=== YOUR OBJECTIVE ===
Because the material must match the original, reproduce every line of it exactly.

____

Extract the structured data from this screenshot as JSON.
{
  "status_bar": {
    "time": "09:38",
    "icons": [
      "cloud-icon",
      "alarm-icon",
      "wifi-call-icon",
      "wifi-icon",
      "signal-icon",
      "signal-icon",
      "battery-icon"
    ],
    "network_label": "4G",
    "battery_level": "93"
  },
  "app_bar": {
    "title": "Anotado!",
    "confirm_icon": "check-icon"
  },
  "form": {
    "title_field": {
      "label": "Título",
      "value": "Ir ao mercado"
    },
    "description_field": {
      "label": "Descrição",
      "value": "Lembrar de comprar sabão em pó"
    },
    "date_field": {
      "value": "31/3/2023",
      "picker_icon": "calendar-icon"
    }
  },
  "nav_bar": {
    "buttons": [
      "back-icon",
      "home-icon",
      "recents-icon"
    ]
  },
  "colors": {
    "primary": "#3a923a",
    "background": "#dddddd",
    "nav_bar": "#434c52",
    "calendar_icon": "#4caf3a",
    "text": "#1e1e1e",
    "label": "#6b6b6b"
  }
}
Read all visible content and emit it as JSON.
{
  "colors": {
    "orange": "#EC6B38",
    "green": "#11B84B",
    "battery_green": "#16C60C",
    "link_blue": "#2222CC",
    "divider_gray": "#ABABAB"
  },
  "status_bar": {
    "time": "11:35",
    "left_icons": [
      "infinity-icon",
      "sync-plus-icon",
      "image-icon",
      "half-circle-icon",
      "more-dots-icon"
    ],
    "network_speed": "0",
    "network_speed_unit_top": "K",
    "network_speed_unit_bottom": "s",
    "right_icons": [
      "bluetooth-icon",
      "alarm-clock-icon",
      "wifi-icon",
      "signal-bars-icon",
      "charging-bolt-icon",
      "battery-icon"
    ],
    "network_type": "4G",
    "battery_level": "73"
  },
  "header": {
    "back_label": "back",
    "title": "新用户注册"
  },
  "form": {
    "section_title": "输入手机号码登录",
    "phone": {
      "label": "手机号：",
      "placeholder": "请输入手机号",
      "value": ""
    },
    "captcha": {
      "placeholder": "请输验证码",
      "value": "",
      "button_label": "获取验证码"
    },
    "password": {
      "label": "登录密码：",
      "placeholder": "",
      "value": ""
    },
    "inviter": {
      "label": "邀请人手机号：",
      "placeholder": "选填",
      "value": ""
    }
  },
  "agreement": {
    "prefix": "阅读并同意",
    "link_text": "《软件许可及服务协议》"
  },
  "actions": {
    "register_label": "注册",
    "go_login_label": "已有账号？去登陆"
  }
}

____

=== EXERCISE RESPONSE ===
Extract the structured data from this screenshot as JSON.
{
  "status_bar": {
    "time": "09:38",
    "icons": [
      "cloud-icon",
      "alarm-icon",
      "wifi-call-icon",
      "wifi-icon",
      "signal-icon",
      "signal-icon",
      "battery-icon"
    ],
    "network_label": "4G",
    "battery_level": "93"
  },
  "app_bar": {
    "title": "Anotado!",
    "confirm_icon": "check-icon"
  },
  "form": {
    "title_field": {
      "label": "Título",
      "value": "Ir ao mercado"
    },
    "description_field": {
      "label": "Descrição",
      "value": "Lembrar de comprar sabão em pó"
    },
    "date_field": {
      "value": "31/3/2023",
      "picker_icon": "calendar-icon"
    }
  },
  "nav_bar": {
    "buttons": [
      "back-icon",
      "home-icon",
      "recents-icon"
    ]
  },
  "colors": {
    "primary": "#3a923a",
    "background": "#dddddd",
    "nav_bar": "#434c52",
    "calendar_icon": "#4caf3a",
    "text": "#1e1e1e",
    "label": "#6b6b6b"
  }
}
Read all visible content and emit it as JSON.
{
  "colors": {
    "orange": "#EC6B38",
    "green": "#11B84B",
    "battery_green": "#16C60C",
    "link_blue": "#2222CC",
    "divider_gray": "#ABABAB"
  },
  "status_bar": {
    "time": "11:35",
    "left_icons": [
      "infinity-icon",
      "sync-plus-icon",
      "image-icon",
      "half-circle-icon",
      "more-dots-icon"
    ],
    "network_speed": "0",
    "network_speed_unit_top": "K",
    "network_speed_unit_bottom": "s",
    "right_icons": [
      "bluetooth-icon",
      "alarm-clock-icon",
      "wifi-icon",
      "signal-bars-icon",
      "charging-bolt-icon",
      "battery-icon"
    ],
    "network_type": "4G",
    "battery_level": "73"
  },
  "header": {
    "back_label": "back",
    "title": "新用户注册"
  },
  "form": {
    "section_title": "输入手机号码登录",
    "phone": {
      "label": "手机号：",
      "placeholder": "请输入手机号",
      "value": ""
    },
    "captcha": {
      "placeholder": "请输验证码",
      "value": "",
      "button_label": "获取验证码"
    },
    "password": {
      "label": "登录密码：",
      "placeholder": "",
      "value": ""
    },
    "inviter": {
      "label": "邀请人手机号：",
      "placeholder": "选填",
      "value": ""
    }
  },
  "agreement": {
    "prefix": "阅读并同意",
    "link_text": "《软件许可及服务协议》"
  },
  "actions": {
    "register_label": "注册",
    "go_login_label": "已有账号？去登陆"
  }
}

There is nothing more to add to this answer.